Gather all lines from the material that contain "JSON".
::::
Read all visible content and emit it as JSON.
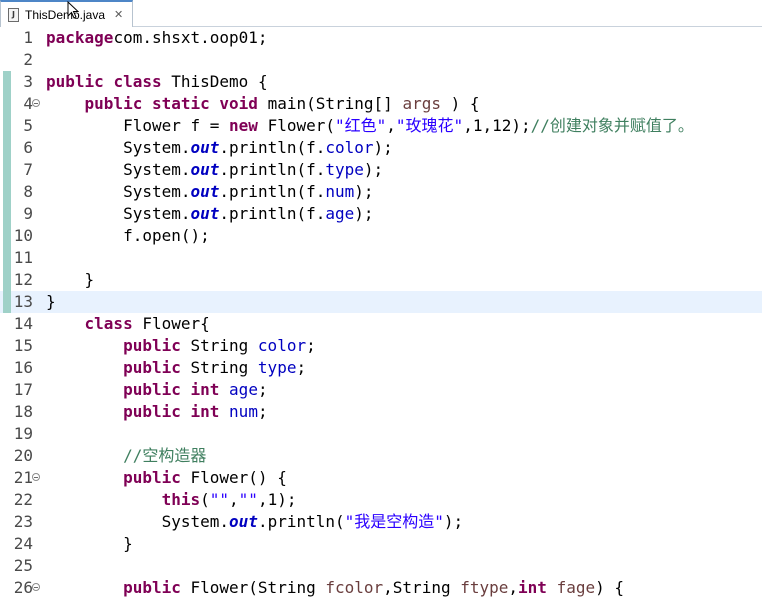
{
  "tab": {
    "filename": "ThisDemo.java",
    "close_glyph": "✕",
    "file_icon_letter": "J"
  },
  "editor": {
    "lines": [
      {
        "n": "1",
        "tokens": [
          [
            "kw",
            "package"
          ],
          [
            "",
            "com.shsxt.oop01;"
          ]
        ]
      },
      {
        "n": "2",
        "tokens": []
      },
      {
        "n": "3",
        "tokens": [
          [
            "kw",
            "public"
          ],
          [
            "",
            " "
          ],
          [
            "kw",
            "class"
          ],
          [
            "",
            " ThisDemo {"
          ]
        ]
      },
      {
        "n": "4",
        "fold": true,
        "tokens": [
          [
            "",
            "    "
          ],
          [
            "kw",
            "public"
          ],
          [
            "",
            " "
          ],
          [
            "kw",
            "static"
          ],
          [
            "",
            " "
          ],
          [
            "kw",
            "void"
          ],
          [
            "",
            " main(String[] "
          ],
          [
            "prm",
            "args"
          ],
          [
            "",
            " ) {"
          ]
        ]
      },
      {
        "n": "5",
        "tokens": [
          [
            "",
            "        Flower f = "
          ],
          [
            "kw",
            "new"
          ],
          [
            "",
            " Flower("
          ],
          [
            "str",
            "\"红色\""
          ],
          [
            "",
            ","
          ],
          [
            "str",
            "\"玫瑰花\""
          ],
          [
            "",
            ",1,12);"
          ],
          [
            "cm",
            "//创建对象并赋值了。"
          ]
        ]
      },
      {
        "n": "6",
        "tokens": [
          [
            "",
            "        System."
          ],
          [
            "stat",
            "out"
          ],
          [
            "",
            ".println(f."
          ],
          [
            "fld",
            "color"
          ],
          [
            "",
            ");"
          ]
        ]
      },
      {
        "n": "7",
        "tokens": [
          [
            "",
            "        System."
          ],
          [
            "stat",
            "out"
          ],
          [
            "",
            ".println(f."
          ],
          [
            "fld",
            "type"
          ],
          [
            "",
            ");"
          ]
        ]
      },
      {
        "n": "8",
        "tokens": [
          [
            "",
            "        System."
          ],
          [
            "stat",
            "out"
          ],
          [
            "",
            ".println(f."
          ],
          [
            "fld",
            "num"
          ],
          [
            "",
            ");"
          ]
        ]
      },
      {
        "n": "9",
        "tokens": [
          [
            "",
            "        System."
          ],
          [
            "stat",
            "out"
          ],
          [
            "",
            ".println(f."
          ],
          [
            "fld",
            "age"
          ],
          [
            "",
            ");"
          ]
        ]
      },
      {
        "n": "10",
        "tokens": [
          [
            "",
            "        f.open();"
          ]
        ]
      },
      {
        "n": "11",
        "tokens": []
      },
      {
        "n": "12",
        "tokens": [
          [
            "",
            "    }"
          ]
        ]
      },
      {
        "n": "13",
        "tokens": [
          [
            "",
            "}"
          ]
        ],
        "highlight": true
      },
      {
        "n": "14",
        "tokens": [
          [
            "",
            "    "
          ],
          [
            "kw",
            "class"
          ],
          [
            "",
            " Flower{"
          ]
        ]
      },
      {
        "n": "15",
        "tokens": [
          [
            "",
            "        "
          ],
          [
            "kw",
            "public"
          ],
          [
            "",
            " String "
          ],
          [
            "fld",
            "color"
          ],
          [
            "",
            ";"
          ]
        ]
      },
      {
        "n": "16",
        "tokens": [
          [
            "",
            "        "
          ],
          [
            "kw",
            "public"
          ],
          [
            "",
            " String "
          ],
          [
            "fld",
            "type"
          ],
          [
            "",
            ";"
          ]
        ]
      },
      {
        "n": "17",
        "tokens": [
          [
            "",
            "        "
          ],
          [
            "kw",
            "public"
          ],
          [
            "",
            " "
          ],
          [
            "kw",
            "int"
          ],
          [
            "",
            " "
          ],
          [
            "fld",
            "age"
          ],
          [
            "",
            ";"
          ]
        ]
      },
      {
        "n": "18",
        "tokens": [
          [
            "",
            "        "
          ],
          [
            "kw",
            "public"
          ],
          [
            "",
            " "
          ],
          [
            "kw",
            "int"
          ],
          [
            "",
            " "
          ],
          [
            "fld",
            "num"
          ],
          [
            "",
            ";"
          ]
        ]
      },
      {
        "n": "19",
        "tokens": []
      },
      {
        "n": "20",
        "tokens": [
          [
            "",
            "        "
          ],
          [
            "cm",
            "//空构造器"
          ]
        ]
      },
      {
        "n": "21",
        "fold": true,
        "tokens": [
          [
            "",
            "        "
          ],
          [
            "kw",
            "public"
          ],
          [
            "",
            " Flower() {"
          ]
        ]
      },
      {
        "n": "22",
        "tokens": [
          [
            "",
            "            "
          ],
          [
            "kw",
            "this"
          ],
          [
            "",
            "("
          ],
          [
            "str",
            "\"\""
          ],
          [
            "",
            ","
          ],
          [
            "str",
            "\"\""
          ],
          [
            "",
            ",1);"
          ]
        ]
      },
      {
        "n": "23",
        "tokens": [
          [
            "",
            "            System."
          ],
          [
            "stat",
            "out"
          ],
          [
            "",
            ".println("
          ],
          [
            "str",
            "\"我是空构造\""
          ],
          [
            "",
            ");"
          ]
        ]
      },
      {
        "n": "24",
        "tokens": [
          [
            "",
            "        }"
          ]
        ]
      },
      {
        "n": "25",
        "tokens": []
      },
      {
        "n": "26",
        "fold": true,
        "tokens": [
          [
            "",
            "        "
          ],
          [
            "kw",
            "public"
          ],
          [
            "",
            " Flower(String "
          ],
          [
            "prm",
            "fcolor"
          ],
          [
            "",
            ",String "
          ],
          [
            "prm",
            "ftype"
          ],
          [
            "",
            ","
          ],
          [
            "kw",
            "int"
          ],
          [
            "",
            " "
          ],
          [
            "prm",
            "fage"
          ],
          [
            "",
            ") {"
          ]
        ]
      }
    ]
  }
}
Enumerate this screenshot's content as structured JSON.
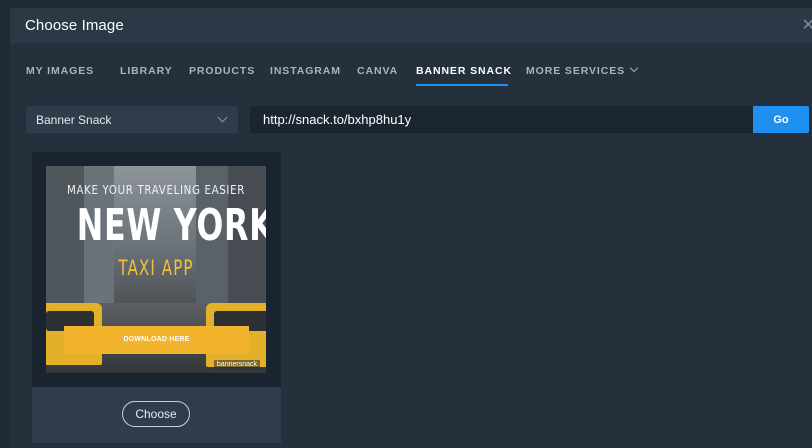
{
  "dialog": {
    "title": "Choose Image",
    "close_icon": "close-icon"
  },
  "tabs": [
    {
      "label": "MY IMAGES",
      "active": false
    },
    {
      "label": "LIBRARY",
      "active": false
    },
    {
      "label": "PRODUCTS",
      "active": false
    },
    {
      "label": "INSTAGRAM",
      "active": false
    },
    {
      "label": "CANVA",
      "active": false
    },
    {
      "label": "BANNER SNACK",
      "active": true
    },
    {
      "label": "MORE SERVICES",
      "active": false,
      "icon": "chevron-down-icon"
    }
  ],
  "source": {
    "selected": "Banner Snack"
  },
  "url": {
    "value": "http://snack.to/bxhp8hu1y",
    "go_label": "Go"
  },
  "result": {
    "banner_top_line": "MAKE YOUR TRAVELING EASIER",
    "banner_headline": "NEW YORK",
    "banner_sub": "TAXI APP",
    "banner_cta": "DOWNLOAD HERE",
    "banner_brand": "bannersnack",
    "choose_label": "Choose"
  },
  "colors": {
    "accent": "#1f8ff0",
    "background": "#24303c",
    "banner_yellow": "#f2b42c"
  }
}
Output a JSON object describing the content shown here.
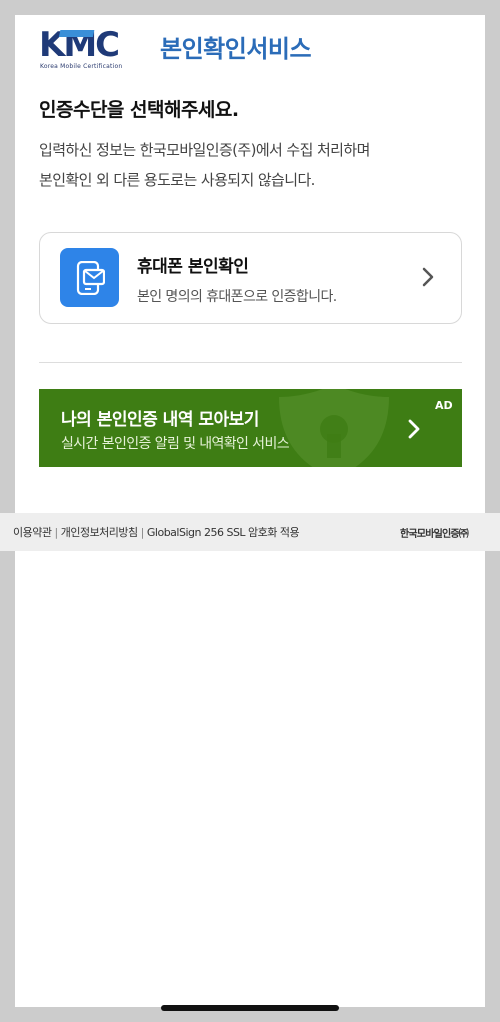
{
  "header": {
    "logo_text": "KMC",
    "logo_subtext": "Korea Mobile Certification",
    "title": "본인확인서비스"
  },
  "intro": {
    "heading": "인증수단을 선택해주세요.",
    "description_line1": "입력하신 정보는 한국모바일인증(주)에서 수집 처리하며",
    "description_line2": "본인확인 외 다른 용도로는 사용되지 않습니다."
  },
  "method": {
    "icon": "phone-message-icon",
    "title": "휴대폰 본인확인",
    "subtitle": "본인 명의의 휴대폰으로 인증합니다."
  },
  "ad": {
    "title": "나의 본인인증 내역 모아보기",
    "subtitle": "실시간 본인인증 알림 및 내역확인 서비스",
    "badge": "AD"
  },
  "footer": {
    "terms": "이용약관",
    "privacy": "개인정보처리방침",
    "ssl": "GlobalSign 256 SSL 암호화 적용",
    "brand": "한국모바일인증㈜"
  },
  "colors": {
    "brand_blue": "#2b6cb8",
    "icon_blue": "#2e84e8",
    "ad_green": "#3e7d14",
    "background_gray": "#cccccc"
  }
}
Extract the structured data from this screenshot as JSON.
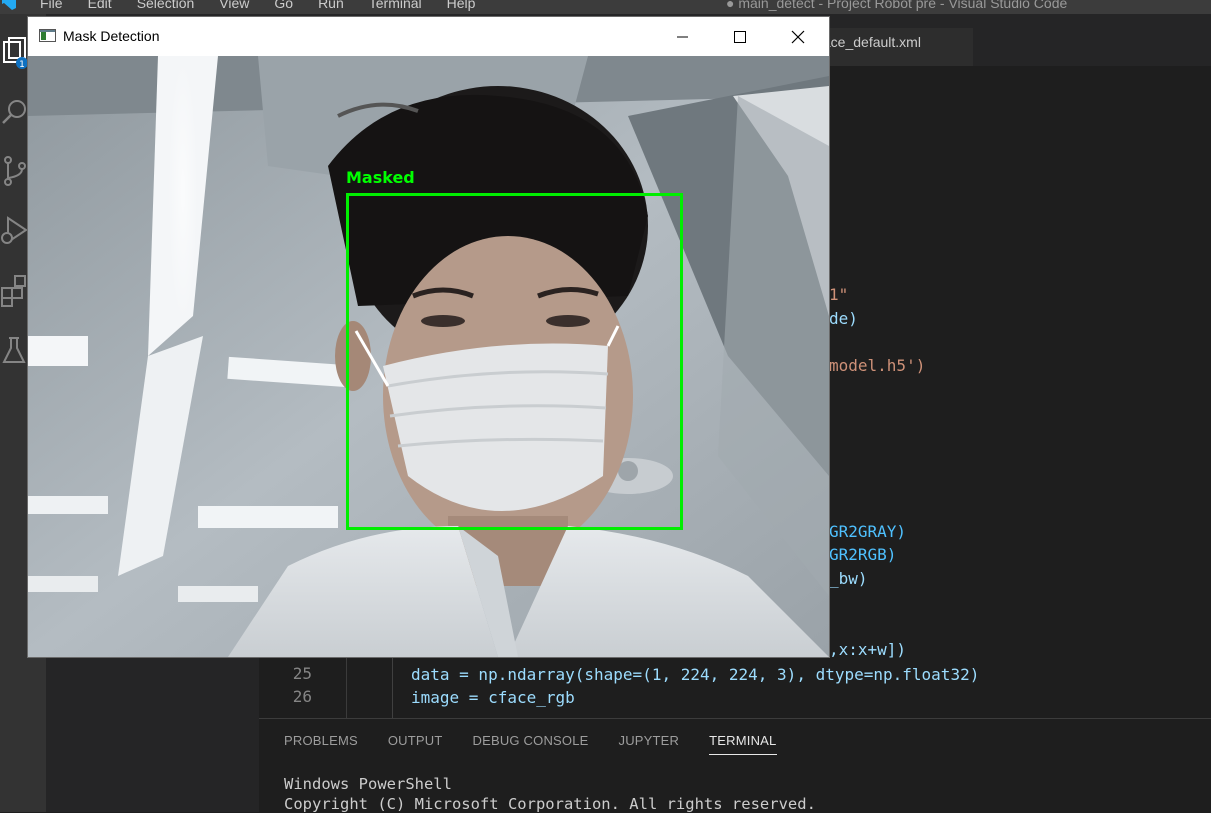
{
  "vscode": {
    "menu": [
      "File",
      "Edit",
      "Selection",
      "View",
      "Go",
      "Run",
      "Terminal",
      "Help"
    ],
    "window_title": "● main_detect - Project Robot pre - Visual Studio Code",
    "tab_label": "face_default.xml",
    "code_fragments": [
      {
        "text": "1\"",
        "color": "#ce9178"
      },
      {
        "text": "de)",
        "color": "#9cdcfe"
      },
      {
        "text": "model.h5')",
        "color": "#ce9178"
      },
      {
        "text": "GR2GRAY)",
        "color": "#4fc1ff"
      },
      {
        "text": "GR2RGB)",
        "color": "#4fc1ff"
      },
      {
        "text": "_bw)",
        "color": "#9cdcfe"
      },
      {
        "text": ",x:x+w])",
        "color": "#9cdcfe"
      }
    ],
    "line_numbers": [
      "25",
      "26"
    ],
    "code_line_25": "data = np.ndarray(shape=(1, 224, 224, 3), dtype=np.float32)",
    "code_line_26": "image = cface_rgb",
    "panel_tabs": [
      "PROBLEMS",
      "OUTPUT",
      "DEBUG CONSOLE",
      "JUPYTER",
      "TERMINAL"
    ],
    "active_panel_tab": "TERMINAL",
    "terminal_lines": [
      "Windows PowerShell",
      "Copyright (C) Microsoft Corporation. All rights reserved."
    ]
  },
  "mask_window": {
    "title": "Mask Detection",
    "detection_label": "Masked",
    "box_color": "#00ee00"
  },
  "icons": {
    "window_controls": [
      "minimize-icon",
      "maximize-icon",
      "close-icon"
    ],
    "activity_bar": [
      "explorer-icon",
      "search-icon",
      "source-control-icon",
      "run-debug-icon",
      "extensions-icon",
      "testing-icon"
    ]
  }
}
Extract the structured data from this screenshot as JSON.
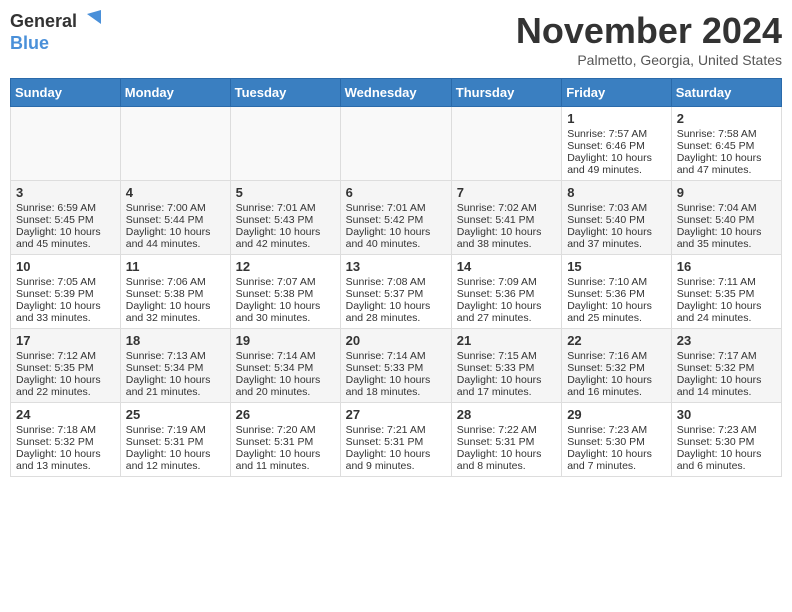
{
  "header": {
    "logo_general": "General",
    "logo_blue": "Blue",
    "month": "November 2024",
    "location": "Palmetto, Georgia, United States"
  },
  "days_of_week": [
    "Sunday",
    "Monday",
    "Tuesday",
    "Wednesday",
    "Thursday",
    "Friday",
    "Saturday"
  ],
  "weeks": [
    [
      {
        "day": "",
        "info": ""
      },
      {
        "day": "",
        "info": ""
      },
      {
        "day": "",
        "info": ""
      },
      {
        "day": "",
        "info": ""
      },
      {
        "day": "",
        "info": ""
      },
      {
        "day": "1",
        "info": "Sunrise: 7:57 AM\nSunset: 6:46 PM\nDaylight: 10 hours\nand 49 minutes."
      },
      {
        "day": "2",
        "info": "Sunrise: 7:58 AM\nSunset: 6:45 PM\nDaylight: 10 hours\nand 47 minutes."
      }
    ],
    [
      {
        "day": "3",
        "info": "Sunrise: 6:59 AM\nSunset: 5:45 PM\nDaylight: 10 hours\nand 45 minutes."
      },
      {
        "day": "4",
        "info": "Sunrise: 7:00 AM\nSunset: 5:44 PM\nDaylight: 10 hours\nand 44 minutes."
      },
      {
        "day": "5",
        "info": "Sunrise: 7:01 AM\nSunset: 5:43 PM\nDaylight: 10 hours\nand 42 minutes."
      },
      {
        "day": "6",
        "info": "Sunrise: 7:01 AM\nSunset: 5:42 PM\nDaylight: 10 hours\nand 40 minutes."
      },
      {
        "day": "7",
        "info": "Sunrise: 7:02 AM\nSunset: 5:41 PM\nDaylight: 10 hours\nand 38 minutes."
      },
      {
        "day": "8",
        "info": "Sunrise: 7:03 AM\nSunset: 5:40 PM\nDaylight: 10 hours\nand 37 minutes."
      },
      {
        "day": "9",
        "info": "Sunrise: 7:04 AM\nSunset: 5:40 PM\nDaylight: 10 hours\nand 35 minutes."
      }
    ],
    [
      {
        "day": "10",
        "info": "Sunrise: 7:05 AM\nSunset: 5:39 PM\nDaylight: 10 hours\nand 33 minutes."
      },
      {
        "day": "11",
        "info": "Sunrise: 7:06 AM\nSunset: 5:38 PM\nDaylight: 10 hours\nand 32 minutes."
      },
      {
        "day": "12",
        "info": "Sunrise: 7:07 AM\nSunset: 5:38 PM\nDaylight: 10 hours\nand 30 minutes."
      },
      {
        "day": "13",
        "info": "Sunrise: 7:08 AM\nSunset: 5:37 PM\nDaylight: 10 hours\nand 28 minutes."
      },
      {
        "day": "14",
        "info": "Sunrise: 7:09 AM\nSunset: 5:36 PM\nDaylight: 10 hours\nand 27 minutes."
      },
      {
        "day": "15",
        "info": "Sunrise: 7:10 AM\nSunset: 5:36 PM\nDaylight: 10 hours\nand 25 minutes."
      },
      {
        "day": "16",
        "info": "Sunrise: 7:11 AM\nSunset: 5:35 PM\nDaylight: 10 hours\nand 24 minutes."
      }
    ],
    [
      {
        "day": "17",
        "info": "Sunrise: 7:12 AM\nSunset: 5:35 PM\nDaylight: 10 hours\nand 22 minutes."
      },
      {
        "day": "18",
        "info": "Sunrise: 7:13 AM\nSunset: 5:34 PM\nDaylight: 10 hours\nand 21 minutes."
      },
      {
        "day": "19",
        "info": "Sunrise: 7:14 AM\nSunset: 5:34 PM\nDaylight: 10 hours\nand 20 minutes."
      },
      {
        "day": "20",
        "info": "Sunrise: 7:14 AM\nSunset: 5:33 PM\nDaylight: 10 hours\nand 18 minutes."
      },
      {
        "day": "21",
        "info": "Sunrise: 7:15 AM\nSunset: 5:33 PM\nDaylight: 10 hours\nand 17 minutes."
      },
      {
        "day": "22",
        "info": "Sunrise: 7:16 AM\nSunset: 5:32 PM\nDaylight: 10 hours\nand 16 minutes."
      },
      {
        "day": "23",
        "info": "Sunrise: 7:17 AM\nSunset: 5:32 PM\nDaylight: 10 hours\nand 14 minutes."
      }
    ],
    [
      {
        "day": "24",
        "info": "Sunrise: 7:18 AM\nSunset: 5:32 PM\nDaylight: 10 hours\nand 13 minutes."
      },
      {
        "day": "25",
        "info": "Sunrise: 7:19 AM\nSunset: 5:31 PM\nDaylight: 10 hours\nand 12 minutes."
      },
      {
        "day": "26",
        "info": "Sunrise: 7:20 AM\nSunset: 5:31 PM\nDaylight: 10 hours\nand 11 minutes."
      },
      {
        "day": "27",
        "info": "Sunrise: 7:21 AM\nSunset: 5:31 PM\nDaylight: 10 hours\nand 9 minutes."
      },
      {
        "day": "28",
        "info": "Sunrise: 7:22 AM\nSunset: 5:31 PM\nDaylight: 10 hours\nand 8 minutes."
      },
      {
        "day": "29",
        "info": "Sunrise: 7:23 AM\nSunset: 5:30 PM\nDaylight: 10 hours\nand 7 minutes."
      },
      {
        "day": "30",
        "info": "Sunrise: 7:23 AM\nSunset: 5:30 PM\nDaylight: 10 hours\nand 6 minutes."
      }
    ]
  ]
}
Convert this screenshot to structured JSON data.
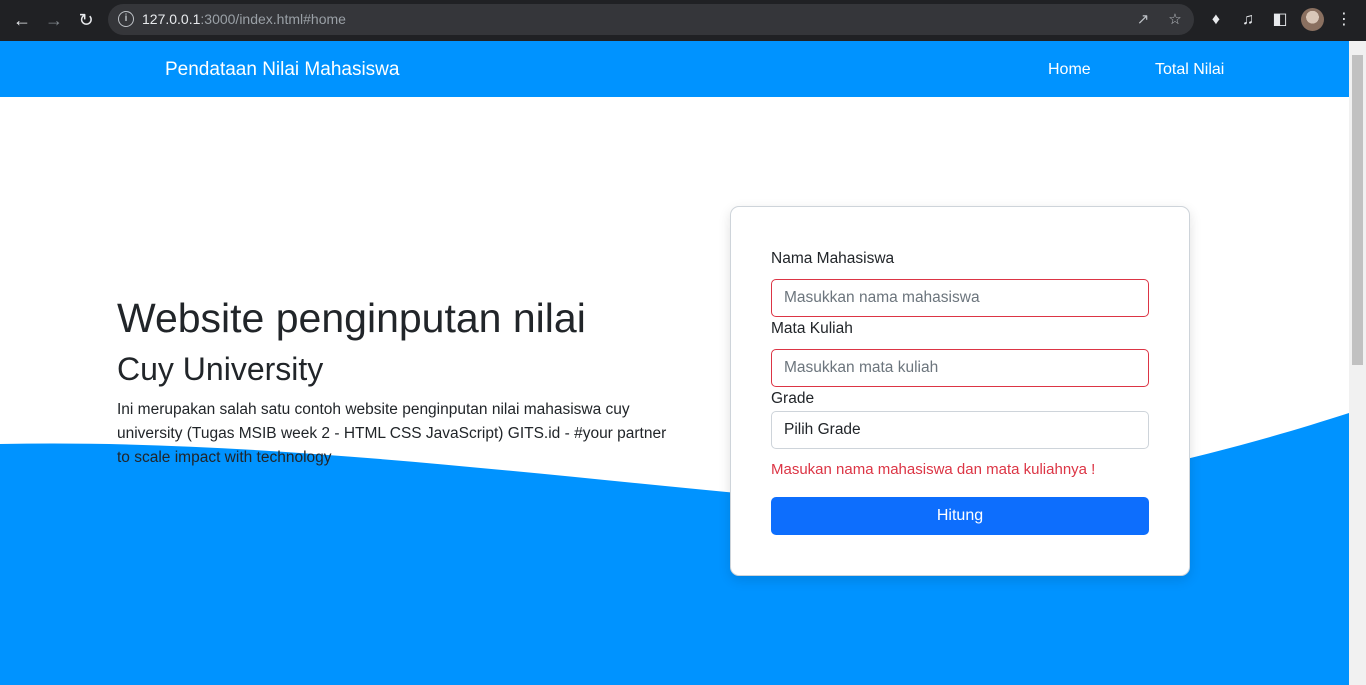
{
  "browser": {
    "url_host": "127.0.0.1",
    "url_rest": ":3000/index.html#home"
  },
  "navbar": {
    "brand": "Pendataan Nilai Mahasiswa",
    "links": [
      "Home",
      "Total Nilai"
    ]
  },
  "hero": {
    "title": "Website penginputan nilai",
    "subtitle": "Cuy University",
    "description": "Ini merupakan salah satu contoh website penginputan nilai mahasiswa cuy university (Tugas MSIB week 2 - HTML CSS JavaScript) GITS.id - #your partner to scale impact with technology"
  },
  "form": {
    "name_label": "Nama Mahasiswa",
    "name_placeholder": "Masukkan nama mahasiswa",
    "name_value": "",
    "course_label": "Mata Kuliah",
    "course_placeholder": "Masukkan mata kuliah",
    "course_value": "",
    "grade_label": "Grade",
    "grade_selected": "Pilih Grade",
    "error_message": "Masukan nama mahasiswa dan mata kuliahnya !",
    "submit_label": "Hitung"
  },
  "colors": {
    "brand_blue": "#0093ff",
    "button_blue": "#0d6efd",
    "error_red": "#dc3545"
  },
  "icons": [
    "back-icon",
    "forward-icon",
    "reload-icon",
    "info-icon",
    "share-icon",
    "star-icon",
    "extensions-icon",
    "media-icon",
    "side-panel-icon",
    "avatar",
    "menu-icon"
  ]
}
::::
Reply to the exercise
Read all visible content and emit it as JSON.
Enumerate this screenshot's content as structured JSON.
Output a JSON object describing the content shown here.
Extract the structured data from this screenshot as JSON.
Extract the structured data from this screenshot as JSON.
Convert this screenshot to structured JSON data.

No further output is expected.